- The highwater mark of the Public Protector’s findings is that she has a different, and mistaken, interpretation of the law. That does not – and cannot – constitute misconduct or a legal or constitutional contravention of any kind.
- The Public Protector also erred in finding that Mr Pillay did not in fact retire. It is, however, common cause that his permanent employment with SARS terminated. He then entered into a fixed-term employment contract. This entitles him to receive his pension. It is also a common occurrence.
- The Public Protector denied Mr Gordhan, and the other implicated persons, the opportunity to be heard on any contemplated remedial action. This was unfair, especially given the grave finding she makes that there was a constitutional violation. The first time Mr Gordhan was aware that she intended to make such a finding was when the Report was released.
The Public Protector’s Competence
The competence and the conduct of the Public Protector will also be challenged. In this regard, Mr Gordhan affidavit argues:
“Unfortunately, and in stark contrast, [to her predecessor, Adv. Thuli Madonsela] Adv. Mkhwebane, has had four of her reports overturned or her process challenged in the Courts in judgments that are scathing of her comprehension of her constitutional role, grasp of the law and ability to act without fear, favour or prejudice…
“All of these cases, of course, do not determine the outcome of this review application, though they are relevant since I believe that they show an emerging and consistent pattern of disregard for the constitutional mandate of the Office of the Public Protector by its current occupant and a stunning incompetence, irrationality and negligence on her part in the performance of her duties. This pattern is also relevant to the costs order sought in this application. These findings [by respective courts] also are of significance for another reason – because they demonstrate the irrationality of her findings and remedial action.”
The Public Protector’s Timing
In his Founding Affidavit, Mr. Gordhan also takes issue with the timing of the release of the Public Protector’s report, for two reasons:
- It was released on Friday 24 May 2019, a mere two days after Mr Gordhan made submissions on her draft report, on Wednesday 22 May 2019. On Thursday 23 May 2019, the Public Protector refused Mr Gordhan the opportunity to make submissions regarding any remedial action and confirmed that she was releasing the Report the following day.

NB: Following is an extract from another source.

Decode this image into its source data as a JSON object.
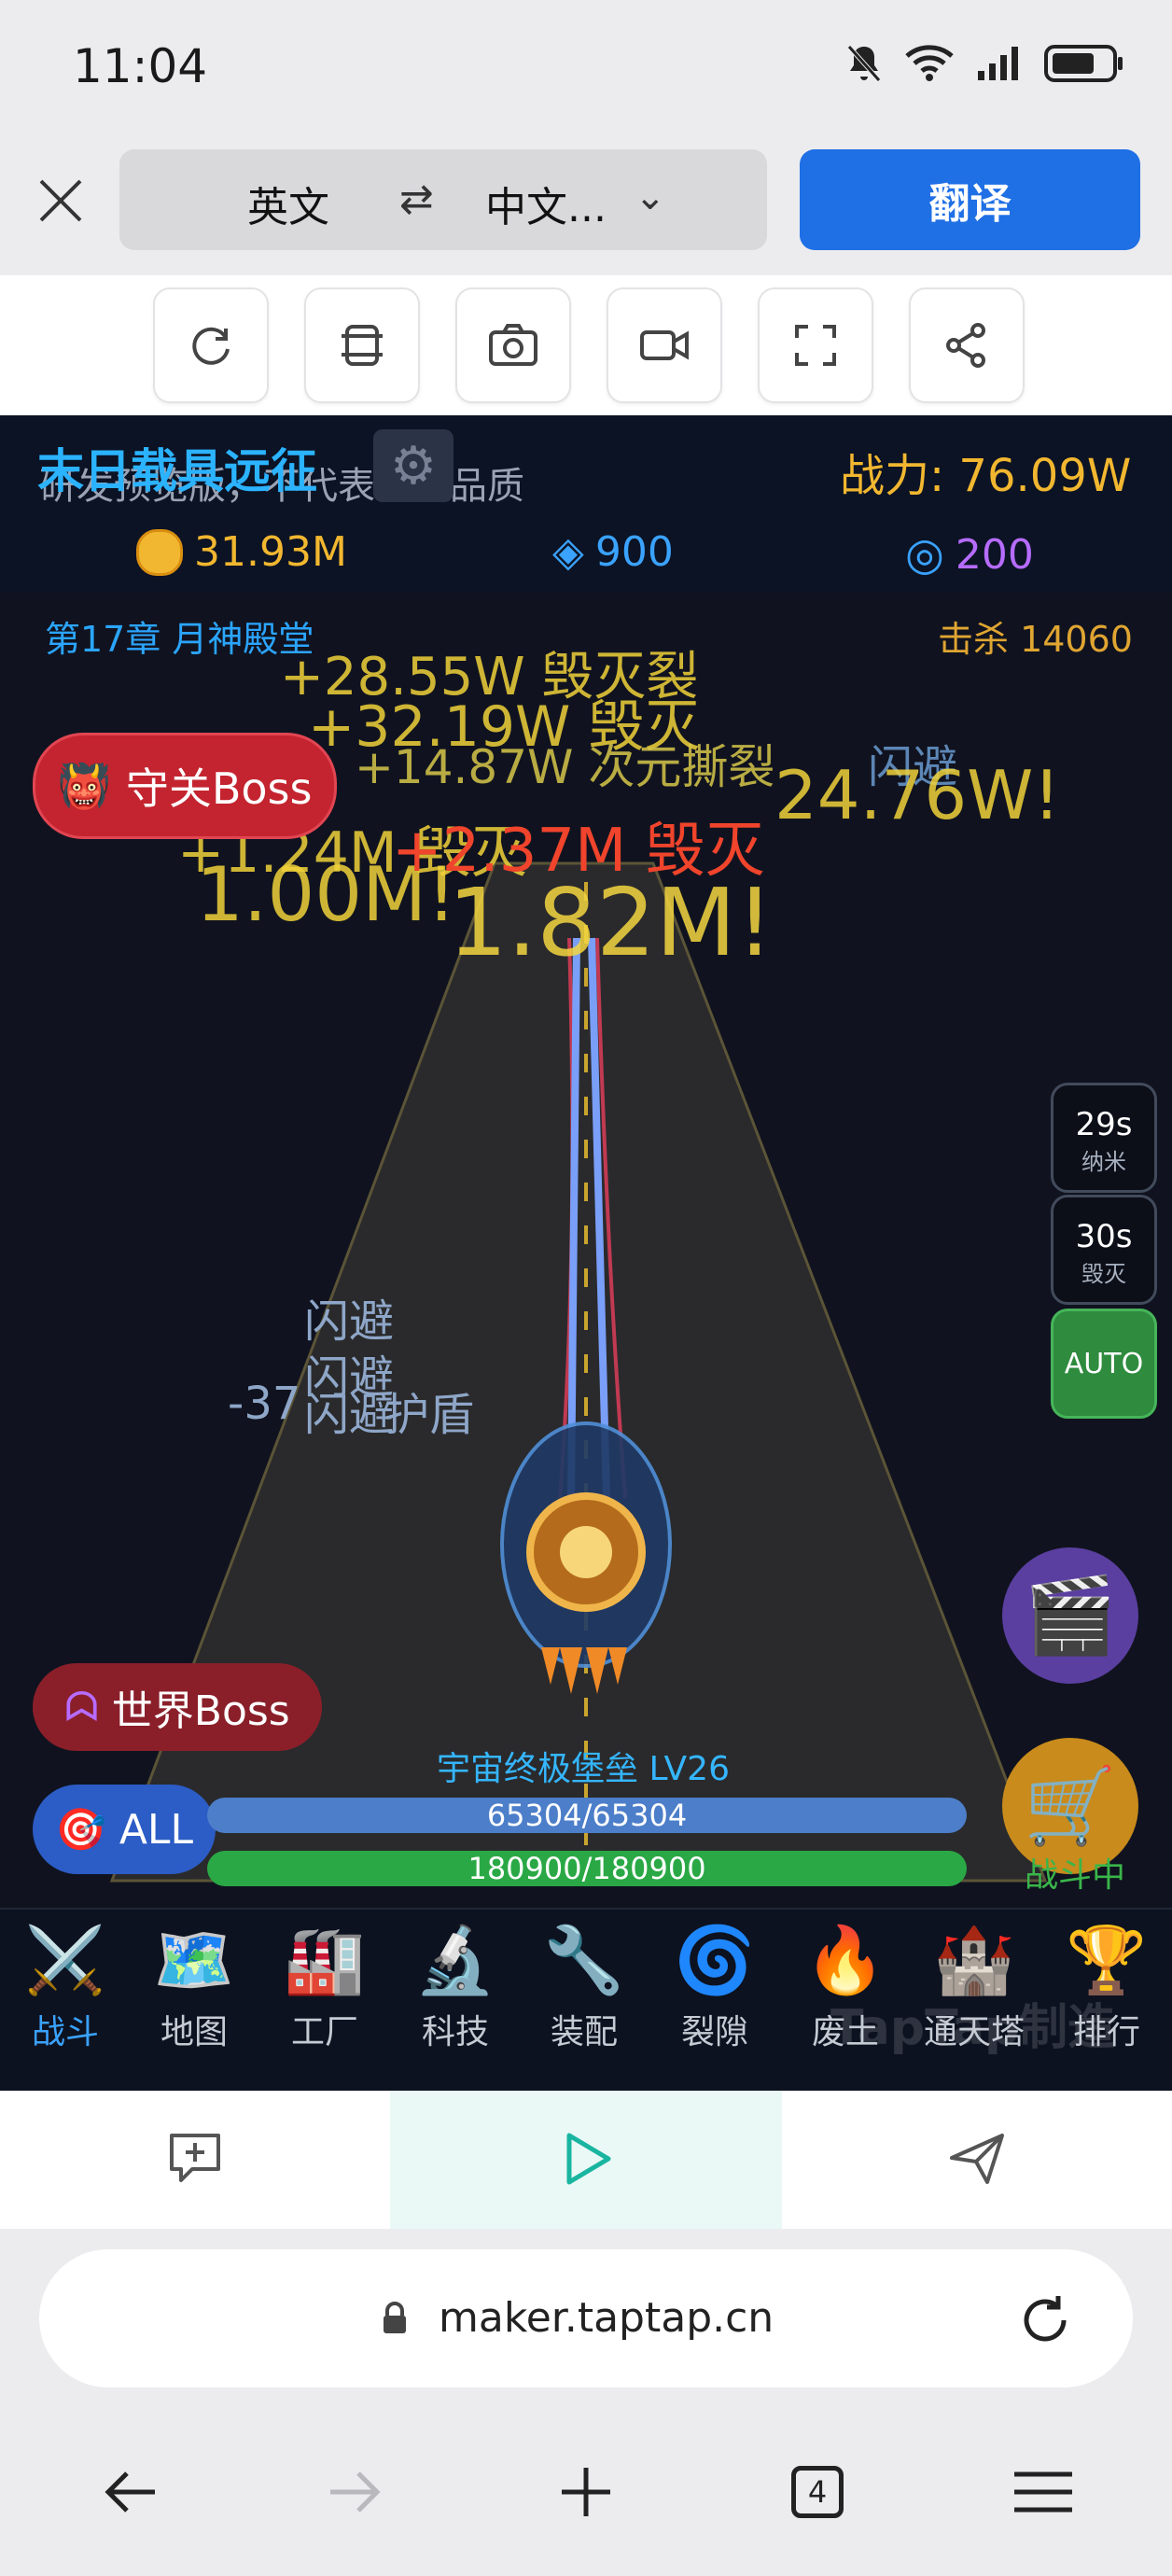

The Report shows no sign of Mr Gordhan’s submissions having been meaningfully considered.
- Mr Gordhan further contends that:
“I can only conclude that the rush to complete and issue the Report within two days of the receipt of my submissions, and those of other implicated persons, was informed by improper and irrelevant considerations, or an ulterior purpose or motive. By this I mean to refer to the Presidential inauguration of the third respondent, held on Saturday 25 May 2019 and the political context in which my political opponents have sought to use the complaint lodged with the Public Protector, and now her Report, to attack my integrity.”
Issued by Adrian Lackay on behalf of Minister Pravin Gordhan, 28 May 2019